Start of Exercise materials

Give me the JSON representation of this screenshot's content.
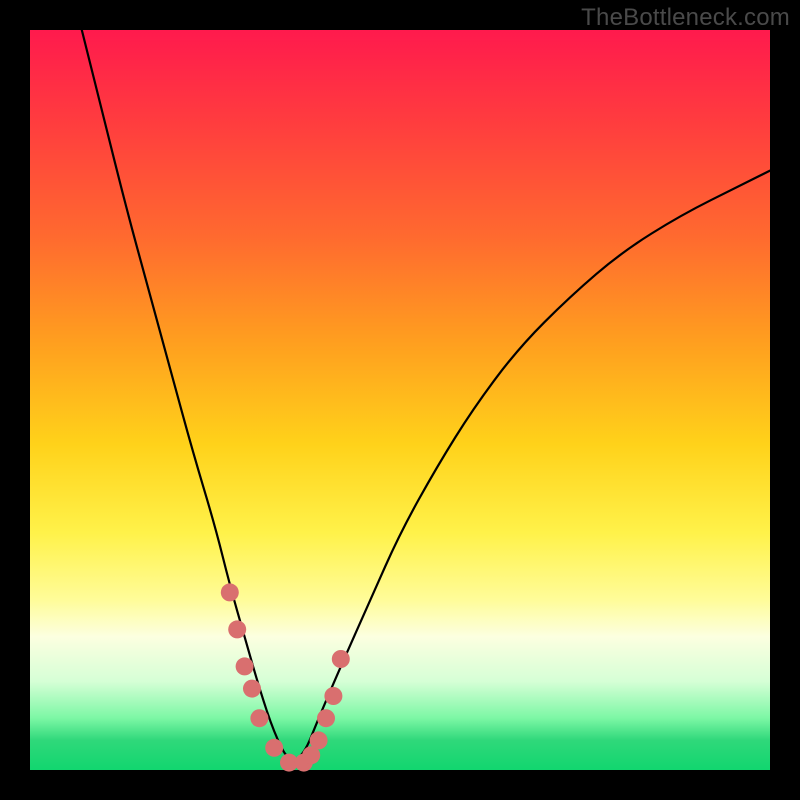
{
  "watermark": "TheBottleneck.com",
  "colors": {
    "frame": "#000000",
    "gradient_top": "#ff1a4d",
    "gradient_bottom": "#12d66f",
    "curve": "#000000",
    "marker": "#d96f6f"
  },
  "chart_data": {
    "type": "line",
    "title": "",
    "xlabel": "",
    "ylabel": "",
    "xlim": [
      0,
      100
    ],
    "ylim": [
      0,
      100
    ],
    "legend": null,
    "grid": false,
    "comment": "Bottleneck curve: y = |x - 35| scaled; minimum (optimal match) at x≈35. Left branch steep (CPU-bound), right branch shallower asymptotic (GPU-bound). Values estimated from pixel positions; no axis ticks are rendered.",
    "series": [
      {
        "name": "bottleneck-curve",
        "x": [
          7,
          10,
          13,
          16,
          19,
          22,
          25,
          27,
          29,
          31,
          33,
          35,
          37,
          39,
          42,
          46,
          50,
          55,
          60,
          66,
          73,
          80,
          88,
          96,
          100
        ],
        "y": [
          100,
          88,
          76,
          65,
          54,
          43,
          33,
          25,
          18,
          11,
          5,
          1,
          2,
          7,
          14,
          23,
          32,
          41,
          49,
          57,
          64,
          70,
          75,
          79,
          81
        ]
      }
    ],
    "markers": {
      "comment": "Sparse highlighted data points clustered near the curve minimum",
      "points": [
        {
          "x": 27,
          "y": 24
        },
        {
          "x": 28,
          "y": 19
        },
        {
          "x": 29,
          "y": 14
        },
        {
          "x": 30,
          "y": 11
        },
        {
          "x": 31,
          "y": 7
        },
        {
          "x": 33,
          "y": 3
        },
        {
          "x": 35,
          "y": 1
        },
        {
          "x": 37,
          "y": 1
        },
        {
          "x": 38,
          "y": 2
        },
        {
          "x": 39,
          "y": 4
        },
        {
          "x": 40,
          "y": 7
        },
        {
          "x": 41,
          "y": 10
        },
        {
          "x": 42,
          "y": 15
        }
      ],
      "radius": 9
    }
  }
}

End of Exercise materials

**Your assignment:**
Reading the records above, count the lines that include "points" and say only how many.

**Task solution:**
2